The protest came only hours before Pope Francis gathered Catholic leaders from around the world for a landmark summit at the Vatican to address the church's sex abuse crisis. Video footage showed three men attaching a rope around the statue of the late Monsignor Henryk Jankowski in the northern city of Gdansk and then pulling it down to the ground in the dark. The activists then placed children's underwear in one of the statue's hands and a small white lace church vestment worn by altar boys on the statue's body to symbolize the suffering of the young people he allegedly molested.
It was a striking act in a country where more than 90 percent of the population identifies as Roman Catholic and where the church still enjoys significant authority in public life. That position appears to be changing, however, as secularization grows along with a developing economy.
Church leaders have also alienated some Poles with their close ties to the conservative ruling party, which has been accused of eroding Poland's democratic culture and institutions. Police detained the three men and opened an investigation into whether they committed the crime of "insulting a monument."
Jankowski, who died in 2010, rose to prominence in the 1980s through his support for the pro-democracy Solidarity movement and its leader, Lech Walesa, in their struggle against Poland's communist regime. World leaders including President George H.W. Bush and British Prime Minister Margaret Thatcher visited his St. Brygida church in recognition of his anti-communist activity.
But in recent months, Polish media have carried allegations that he abused minors, mostly boys but also girls. A foundation that represents victims of abuse recently said several people have also come to them with reports of having been abused by Jankowski.
In a manifesto, the activists in Gdansk accused Jankowski of "vile" acts against young people entrusted into his care. They accused the church of "systemic complicity in the evil done to people by Henryk Jankowski" and they accused public officials of looking away from the problem.
They said their own actions were in no way directed against the faithful. "Driven by concern for the common good and respect for human dignity and freedom, we undertake our action in the conviction not only of its profound rightfulness, but also of its public usefulness, and as such, we summit to the community's judgment," the manifesto said. It was signed by the three activists, Konrad Korzeniowski, Rafal R. Suszek and Michal Wojcieszczuk.
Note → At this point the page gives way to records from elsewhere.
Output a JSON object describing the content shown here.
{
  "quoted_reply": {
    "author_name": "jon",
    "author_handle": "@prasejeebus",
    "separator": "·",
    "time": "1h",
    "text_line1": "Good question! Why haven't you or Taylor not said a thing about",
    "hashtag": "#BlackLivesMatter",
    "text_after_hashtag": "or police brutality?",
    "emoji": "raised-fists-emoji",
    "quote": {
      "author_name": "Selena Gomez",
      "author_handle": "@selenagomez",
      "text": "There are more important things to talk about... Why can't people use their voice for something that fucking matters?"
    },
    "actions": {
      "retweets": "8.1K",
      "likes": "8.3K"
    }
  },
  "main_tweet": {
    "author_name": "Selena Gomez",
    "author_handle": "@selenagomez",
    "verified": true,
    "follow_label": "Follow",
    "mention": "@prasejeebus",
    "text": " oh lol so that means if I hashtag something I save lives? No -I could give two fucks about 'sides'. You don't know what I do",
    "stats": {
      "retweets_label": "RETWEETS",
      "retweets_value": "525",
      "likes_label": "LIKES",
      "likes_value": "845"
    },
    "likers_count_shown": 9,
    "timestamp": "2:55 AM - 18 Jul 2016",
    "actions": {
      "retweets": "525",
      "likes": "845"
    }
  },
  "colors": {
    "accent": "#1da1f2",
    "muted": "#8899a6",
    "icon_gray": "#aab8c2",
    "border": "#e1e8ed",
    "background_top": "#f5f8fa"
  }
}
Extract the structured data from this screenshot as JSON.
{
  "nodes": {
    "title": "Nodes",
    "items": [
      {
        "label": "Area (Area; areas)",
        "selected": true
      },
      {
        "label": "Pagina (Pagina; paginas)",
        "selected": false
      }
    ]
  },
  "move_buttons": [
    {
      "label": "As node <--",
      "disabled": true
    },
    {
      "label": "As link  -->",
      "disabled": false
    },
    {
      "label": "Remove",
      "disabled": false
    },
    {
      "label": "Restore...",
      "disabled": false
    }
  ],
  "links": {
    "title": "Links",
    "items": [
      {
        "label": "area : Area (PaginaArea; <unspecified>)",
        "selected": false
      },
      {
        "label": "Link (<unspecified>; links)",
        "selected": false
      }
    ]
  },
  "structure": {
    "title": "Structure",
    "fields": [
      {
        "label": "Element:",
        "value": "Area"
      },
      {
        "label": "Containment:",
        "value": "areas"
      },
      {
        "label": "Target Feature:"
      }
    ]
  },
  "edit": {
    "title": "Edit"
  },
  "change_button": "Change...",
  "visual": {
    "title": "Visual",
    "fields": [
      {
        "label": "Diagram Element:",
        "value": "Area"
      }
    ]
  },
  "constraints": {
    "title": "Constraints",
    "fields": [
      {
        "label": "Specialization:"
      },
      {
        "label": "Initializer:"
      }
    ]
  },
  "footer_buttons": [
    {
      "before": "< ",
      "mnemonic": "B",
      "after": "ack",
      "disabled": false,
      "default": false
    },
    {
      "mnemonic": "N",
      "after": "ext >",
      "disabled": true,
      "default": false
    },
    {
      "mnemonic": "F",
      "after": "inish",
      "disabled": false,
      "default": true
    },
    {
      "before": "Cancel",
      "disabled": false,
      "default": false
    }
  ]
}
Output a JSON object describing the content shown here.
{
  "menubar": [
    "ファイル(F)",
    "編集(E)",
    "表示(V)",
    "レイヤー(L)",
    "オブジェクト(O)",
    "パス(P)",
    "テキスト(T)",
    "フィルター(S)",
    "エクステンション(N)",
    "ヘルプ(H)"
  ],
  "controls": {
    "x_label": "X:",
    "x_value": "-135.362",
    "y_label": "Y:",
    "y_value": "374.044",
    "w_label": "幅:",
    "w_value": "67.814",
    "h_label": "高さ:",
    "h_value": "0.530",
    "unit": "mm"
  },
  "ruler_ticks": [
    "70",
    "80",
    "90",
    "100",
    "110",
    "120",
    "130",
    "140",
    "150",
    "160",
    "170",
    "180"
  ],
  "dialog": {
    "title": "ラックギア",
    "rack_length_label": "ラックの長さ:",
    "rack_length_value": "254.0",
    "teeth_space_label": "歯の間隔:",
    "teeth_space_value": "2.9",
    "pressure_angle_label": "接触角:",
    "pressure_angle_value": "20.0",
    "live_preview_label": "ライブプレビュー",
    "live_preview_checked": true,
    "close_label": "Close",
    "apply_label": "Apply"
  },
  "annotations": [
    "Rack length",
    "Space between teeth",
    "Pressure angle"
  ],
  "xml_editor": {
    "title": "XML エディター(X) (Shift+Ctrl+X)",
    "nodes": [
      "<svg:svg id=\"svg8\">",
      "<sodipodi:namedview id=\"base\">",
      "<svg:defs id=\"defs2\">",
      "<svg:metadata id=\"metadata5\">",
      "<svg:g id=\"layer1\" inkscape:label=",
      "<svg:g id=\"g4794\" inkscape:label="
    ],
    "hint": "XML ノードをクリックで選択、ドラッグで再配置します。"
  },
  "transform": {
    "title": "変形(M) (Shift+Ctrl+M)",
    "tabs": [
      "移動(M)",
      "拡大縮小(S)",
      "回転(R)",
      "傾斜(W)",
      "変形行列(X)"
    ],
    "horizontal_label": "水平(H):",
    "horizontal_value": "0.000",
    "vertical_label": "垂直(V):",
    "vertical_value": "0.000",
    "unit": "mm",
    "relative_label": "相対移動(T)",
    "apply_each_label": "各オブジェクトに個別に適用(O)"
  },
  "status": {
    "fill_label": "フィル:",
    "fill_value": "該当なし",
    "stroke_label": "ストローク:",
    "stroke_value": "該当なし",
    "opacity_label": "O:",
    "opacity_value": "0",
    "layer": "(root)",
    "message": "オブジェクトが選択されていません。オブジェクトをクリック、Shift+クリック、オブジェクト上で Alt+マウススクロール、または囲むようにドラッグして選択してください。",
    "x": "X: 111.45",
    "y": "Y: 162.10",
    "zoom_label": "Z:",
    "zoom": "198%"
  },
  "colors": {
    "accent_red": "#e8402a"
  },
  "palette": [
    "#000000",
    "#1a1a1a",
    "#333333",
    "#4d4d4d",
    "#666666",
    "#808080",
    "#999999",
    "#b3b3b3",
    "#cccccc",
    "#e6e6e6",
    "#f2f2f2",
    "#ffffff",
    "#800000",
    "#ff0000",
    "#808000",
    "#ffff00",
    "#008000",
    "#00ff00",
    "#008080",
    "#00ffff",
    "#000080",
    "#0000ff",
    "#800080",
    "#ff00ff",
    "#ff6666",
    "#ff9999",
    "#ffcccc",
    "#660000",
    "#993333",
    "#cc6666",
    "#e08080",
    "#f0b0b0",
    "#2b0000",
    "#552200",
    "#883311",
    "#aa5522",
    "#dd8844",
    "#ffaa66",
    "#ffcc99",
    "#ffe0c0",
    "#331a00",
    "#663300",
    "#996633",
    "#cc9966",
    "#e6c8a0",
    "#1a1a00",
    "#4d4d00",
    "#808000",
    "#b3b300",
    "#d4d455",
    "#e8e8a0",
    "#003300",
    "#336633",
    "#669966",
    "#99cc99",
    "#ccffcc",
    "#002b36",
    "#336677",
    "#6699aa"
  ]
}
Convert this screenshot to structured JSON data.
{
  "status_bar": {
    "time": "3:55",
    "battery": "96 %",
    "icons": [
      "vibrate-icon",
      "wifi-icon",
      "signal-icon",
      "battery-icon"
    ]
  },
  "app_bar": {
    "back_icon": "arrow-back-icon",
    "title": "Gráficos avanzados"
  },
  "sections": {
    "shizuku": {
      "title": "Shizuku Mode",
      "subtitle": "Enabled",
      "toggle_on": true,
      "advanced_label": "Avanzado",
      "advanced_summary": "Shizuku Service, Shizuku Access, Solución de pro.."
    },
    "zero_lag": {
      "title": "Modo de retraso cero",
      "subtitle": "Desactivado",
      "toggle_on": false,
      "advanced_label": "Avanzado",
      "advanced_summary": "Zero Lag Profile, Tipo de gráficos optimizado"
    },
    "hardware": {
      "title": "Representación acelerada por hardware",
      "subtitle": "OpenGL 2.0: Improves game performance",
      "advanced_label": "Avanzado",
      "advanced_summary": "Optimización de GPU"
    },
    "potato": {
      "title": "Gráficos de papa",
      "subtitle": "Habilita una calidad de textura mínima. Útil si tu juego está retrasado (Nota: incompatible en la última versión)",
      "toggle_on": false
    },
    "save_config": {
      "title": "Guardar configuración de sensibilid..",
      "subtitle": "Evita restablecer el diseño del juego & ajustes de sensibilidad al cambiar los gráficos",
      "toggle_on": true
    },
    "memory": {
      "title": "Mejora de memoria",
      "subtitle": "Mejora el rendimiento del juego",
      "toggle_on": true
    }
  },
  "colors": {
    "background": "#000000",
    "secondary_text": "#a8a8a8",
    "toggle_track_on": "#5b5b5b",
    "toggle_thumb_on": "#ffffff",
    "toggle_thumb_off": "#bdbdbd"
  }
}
The three cushioned the fall of the statue with tires, explaining that their goal was not to physically destroy the monument but rather to upend "the false and hideous myth" of the priest. By morning, authorities had cordoned off the area and covered the statue.
City authorities said they will not return the monument to its place, but will put it in storage. An official said the base was damaged and it would not be safe to re-erect. The city, in any case, has been seeking to remove the statue using legal procedures.
The Polish Bishops' Conference released a statement Thursday which did not mention the action, but which vowed "zero tolerance" of pedophilia. It said it has been working for 10 years to fight the problem of clergy abuse.
"The Catholic Church is the most advanced institution in this field in our country," it said.
More AP coverage of clergy sex abuse at https://www.apnews.com/Sexualabusebyclergy